(Aim of the exercise): In how many lines of the records does "subtitle" appear? Answer with one number.

(Provided data):
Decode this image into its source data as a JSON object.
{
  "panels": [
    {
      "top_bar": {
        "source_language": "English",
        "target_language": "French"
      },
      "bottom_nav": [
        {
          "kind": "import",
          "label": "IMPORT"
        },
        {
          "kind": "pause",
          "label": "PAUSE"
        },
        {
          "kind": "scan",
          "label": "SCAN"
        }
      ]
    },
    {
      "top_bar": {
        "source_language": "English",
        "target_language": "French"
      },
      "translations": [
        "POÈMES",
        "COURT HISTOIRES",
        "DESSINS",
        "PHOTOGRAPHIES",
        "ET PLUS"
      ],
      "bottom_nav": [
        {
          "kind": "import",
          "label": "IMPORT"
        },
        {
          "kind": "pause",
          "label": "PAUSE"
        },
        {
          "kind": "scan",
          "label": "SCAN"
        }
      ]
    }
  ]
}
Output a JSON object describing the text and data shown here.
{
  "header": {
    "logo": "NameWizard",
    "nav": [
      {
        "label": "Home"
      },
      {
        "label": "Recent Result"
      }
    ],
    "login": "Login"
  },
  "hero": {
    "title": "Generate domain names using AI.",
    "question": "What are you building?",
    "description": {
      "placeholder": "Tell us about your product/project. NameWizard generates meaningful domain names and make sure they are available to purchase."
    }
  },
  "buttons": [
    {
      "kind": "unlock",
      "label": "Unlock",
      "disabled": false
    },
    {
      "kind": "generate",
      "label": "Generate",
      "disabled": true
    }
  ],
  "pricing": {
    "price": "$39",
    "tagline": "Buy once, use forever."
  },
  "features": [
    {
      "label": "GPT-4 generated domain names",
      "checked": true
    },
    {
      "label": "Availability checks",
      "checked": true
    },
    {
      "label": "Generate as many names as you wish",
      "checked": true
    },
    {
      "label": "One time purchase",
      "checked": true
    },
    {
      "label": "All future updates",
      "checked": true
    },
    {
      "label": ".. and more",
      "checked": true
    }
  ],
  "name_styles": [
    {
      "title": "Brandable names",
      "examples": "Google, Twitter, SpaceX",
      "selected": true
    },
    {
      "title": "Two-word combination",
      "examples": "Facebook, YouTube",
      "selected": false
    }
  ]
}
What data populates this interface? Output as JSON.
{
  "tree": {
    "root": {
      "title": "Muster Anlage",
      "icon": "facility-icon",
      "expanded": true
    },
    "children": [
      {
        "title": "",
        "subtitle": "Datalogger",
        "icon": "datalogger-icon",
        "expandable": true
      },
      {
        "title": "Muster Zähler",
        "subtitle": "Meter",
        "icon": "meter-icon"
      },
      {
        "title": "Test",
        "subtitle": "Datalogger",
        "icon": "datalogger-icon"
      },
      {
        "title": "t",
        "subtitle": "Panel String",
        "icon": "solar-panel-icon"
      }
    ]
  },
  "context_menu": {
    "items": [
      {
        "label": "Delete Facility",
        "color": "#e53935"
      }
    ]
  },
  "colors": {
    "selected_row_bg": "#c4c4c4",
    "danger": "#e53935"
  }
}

(Result): 4